Exercise objective: In the entries below, find the string "this" and return each line holding it.

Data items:
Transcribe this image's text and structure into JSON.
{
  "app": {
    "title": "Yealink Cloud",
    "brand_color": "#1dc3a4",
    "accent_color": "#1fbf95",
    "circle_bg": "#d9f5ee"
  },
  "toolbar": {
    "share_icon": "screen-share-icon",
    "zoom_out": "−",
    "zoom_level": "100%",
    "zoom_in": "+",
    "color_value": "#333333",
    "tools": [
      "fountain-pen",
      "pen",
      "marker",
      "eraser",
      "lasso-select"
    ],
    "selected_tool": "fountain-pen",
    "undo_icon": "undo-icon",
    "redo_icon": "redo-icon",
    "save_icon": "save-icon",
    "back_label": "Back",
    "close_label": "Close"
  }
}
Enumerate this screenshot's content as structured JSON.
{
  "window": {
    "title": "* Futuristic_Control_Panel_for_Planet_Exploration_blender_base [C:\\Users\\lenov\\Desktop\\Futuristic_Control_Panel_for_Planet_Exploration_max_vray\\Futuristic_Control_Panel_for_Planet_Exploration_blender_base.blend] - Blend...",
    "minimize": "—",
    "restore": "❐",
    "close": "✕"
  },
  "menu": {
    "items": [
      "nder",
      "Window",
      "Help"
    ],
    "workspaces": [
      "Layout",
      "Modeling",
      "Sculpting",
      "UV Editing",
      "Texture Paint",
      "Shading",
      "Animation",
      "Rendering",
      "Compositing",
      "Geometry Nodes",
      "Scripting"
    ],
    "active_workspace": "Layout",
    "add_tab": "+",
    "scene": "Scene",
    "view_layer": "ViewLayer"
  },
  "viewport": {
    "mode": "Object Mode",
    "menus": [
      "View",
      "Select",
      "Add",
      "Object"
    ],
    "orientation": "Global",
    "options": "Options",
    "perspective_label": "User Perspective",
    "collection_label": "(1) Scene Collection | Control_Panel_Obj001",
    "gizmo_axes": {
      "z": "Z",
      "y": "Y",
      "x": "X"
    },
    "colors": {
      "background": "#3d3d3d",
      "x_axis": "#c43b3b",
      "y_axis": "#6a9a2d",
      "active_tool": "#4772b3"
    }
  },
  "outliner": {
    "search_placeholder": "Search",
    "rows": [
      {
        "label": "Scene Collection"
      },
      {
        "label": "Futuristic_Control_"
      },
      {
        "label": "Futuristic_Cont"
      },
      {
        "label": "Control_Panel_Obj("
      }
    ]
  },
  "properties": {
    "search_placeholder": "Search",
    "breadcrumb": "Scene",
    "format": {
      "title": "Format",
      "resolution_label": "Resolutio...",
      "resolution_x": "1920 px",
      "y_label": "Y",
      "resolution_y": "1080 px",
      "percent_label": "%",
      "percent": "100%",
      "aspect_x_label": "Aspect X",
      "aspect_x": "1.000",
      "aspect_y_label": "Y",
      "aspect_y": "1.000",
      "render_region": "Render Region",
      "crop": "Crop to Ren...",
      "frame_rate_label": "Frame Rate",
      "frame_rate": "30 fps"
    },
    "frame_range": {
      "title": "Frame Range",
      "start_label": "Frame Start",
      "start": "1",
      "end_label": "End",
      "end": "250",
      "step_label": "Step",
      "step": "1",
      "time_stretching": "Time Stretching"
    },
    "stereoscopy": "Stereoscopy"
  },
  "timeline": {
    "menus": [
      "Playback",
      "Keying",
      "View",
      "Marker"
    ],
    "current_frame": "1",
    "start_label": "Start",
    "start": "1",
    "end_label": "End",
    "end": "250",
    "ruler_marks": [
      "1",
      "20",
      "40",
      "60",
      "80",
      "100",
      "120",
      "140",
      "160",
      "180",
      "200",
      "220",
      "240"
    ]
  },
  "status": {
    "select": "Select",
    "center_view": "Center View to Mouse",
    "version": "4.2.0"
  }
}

Expected answer:
Transcribe this image's text and structure into JSON.
Enumerate this screenshot's content as structured JSON.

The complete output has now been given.